Today my big accomplishment was getting sunburned. Serious, farmer-tan sunburn. I thought the hard hat that we have to wear was supposed to protect us, but apparently it didn’t protect me from the sun.
We sifted sand, moved rubble, lifted sand up three and four stories, mixed cement, and did a number of menial, grunt types of work. By the end of the day we were all hot, tired, and ready for a time of rest.
The last two days after supper I have been leading a reflection of the whole group. It is in part so the medical team can hear what the construction team was doing, and so the construction team could hear what the medical team was doing. We talk about our experiences, where we saw God, and some of the amazing things that happened. It is in part to share and in part so that the group as a whole can reflect on what is happening this week, and where God is moving among us.
Today the construction folks did not have much to share. The hook goes up, the hook goes down, sand, gravel, cement, etc. The medical team, on the other hand, had a powerful story about reaching out to a man that was sick, in his home, and was all but abandoned by everyone. It was a powerful story of people taking risks, reaching out, and really making a difference in this man’s life. It was a wonderful story.
Irony. Yesterday I wrote about mission groups that brag and brag about the construction they do. Today I find myself wishing I were with the medical team. They were not bragging about their work, but certainly excited about what they were doing. It was when I heard so many powerful and wonderful things from the medical team and then the simple and almost pointless things from the construction team that I began to wish I was with the other team. I wanted to look into the eyes of the starving child and offer a bit of compassion and love. I wanted to offer a touch of compassion. I wanted to see how I made someone’s life better. Instead I got to see how all of my efforts led to pouring cement. Yea.
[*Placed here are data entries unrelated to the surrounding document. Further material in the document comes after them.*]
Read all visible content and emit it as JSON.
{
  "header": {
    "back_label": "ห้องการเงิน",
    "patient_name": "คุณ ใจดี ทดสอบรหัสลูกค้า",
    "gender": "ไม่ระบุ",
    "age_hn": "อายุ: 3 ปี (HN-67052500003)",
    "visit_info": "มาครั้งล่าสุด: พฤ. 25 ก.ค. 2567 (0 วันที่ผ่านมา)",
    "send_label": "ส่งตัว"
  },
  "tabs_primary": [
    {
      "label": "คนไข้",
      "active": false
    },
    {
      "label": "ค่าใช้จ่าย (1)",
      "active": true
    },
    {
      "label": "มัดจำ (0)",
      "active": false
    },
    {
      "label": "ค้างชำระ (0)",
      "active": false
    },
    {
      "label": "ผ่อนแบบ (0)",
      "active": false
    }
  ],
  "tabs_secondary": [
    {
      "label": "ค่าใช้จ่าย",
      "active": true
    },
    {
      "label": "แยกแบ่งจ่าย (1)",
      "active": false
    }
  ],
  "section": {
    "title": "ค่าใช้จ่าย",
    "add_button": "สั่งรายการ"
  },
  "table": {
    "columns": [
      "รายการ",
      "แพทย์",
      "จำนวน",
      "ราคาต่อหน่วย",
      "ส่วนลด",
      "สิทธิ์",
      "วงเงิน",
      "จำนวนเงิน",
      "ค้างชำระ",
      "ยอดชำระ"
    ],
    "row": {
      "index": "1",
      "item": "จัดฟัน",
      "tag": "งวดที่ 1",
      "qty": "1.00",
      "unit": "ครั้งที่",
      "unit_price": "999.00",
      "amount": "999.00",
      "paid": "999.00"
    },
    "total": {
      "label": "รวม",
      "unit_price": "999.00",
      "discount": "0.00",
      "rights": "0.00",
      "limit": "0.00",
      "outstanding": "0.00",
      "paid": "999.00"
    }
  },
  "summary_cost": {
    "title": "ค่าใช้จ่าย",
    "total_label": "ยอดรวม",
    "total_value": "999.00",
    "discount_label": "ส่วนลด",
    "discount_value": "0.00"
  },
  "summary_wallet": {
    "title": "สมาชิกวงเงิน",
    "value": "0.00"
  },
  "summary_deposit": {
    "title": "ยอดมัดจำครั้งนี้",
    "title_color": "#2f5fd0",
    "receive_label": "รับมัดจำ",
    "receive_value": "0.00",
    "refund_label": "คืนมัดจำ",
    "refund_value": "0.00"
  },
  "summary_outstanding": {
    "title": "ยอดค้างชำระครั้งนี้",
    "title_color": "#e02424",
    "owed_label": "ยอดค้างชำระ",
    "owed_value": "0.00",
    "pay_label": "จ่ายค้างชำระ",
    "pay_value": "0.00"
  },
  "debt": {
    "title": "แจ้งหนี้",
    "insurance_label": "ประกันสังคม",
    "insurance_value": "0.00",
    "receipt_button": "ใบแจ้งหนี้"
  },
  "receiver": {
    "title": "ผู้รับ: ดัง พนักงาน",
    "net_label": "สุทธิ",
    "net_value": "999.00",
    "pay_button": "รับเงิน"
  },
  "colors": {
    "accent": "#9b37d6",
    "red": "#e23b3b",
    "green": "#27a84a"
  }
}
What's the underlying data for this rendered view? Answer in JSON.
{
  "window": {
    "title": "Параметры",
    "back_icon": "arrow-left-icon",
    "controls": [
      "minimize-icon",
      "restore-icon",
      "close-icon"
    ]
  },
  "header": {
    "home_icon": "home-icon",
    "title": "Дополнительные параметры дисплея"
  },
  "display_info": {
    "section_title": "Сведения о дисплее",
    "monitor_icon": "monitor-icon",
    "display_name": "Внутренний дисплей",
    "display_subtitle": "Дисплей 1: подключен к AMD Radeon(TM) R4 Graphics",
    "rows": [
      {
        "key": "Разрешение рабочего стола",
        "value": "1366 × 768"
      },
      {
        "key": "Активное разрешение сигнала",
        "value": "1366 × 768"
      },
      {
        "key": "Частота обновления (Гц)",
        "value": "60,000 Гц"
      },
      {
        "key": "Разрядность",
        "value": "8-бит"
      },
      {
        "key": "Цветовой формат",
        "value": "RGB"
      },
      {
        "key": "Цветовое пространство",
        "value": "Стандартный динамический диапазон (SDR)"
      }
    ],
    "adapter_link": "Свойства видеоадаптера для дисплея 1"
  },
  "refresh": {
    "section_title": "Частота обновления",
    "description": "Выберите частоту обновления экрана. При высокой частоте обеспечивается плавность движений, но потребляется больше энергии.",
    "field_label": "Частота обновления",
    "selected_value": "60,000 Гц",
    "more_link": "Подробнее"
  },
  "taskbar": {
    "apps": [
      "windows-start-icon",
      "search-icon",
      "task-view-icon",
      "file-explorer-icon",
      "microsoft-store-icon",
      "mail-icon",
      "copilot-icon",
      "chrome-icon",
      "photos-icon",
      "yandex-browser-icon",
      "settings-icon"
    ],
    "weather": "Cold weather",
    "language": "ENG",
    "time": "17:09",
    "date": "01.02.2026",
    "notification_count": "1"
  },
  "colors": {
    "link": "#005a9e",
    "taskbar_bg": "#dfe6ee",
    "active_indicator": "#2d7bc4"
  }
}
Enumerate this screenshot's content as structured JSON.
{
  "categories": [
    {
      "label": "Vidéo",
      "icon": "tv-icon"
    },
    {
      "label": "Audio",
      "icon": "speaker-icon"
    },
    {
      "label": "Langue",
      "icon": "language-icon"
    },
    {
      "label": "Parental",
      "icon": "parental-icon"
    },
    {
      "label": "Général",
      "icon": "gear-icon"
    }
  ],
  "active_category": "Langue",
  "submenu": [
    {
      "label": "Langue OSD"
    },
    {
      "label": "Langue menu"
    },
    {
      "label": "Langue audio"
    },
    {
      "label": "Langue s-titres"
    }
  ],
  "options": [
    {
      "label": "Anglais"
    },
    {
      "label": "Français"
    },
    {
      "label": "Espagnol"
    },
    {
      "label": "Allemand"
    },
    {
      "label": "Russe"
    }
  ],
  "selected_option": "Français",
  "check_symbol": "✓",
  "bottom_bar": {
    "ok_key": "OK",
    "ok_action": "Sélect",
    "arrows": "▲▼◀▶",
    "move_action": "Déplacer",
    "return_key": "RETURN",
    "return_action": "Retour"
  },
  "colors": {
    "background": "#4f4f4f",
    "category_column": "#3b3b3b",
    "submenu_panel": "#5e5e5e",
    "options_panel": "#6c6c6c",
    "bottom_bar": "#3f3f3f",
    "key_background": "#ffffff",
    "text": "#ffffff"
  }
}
A large part of my desire to be with the medical team is egoism. I want to have instant gratification for my work. That is the desire that pushes many construction mission trips – egoism and instant gratification. I am told again and again that my effort with the hospital is good and important, but tonight I’m not feeling those good and powerful vibes. I ask people where they see God, and I don’t know if I have seen God in the time of construction.
I need to take a breath, to bring things into perspective, and to trust that the work I am doing will help people in need.
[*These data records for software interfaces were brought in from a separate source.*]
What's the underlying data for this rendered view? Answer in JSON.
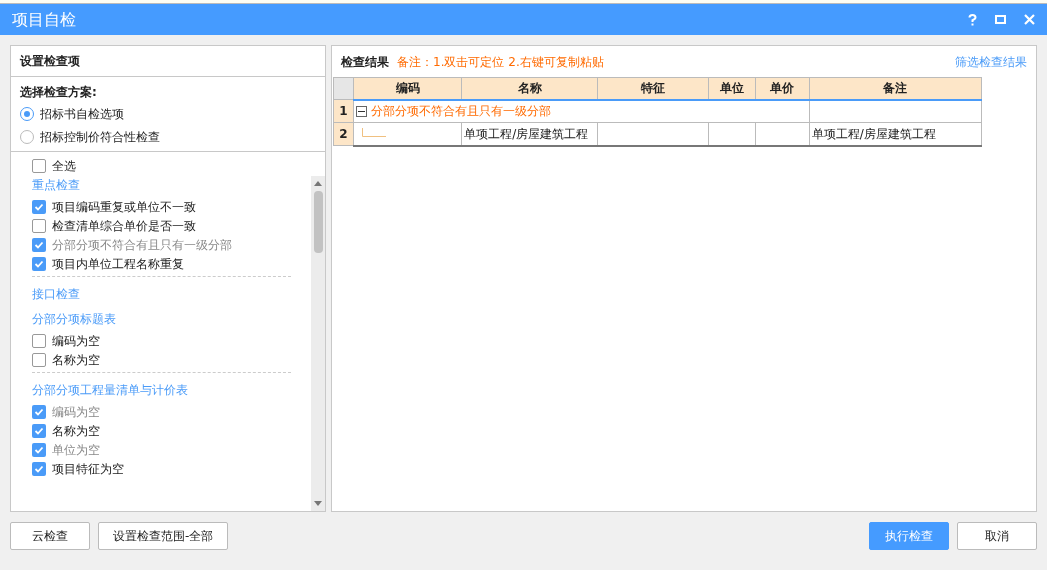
{
  "window": {
    "title": "项目自检"
  },
  "left_panel": {
    "heading": "设置检查项",
    "scheme_label": "选择检查方案:",
    "schemes": [
      {
        "label": "招标书自检选项",
        "selected": true
      },
      {
        "label": "招标控制价符合性检查",
        "selected": false
      }
    ],
    "select_all": {
      "label": "全选",
      "checked": false
    },
    "groups": [
      {
        "title": "重点检查",
        "separated": true,
        "items": [
          {
            "label": "项目编码重复或单位不一致",
            "checked": true,
            "disabled": false
          },
          {
            "label": "检查清单综合单价是否一致",
            "checked": false,
            "disabled": false
          },
          {
            "label": "分部分项不符合有且只有一级分部",
            "checked": true,
            "disabled": true
          },
          {
            "label": "项目内单位工程名称重复",
            "checked": true,
            "disabled": false
          }
        ]
      },
      {
        "title": "接口检查",
        "separated": false
      },
      {
        "title": "分部分项标题表",
        "separated": true,
        "items": [
          {
            "label": "编码为空",
            "checked": false,
            "disabled": false
          },
          {
            "label": "名称为空",
            "checked": false,
            "disabled": false
          }
        ]
      },
      {
        "title": "分部分项工程量清单与计价表",
        "separated": false,
        "items": [
          {
            "label": "编码为空",
            "checked": true,
            "disabled": true
          },
          {
            "label": "名称为空",
            "checked": true,
            "disabled": false
          },
          {
            "label": "单位为空",
            "checked": true,
            "disabled": true
          },
          {
            "label": "项目特征为空",
            "checked": true,
            "disabled": false
          }
        ]
      }
    ]
  },
  "right_panel": {
    "title": "检查结果",
    "note": "备注：1.双击可定位 2.右键可复制粘贴",
    "filter_link": "筛选检查结果",
    "table": {
      "columns": [
        "编码",
        "名称",
        "特征",
        "单位",
        "单价",
        "备注"
      ],
      "rows": [
        {
          "number": "1",
          "kind": "group",
          "expanded": true,
          "text": "分部分项不符合有且只有一级分部",
          "remark": ""
        },
        {
          "number": "2",
          "kind": "item",
          "cells": [
            "",
            "单项工程/房屋建筑工程",
            "",
            "",
            "",
            "单项工程/房屋建筑工程"
          ]
        }
      ]
    }
  },
  "footer": {
    "left_buttons": [
      "云检查",
      "设置检查范围-全部"
    ],
    "right_buttons": [
      {
        "label": "执行检查",
        "kind": "primary"
      },
      {
        "label": "取消",
        "kind": "default"
      }
    ]
  }
}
Maybe tomorrow, while I am shoveling more dirt or cement or rubble, someone will run up to me and say, “quick, we need someone to save this child’s life, and you are the one to do it.” Maybe, but I’m not going to hold my breath.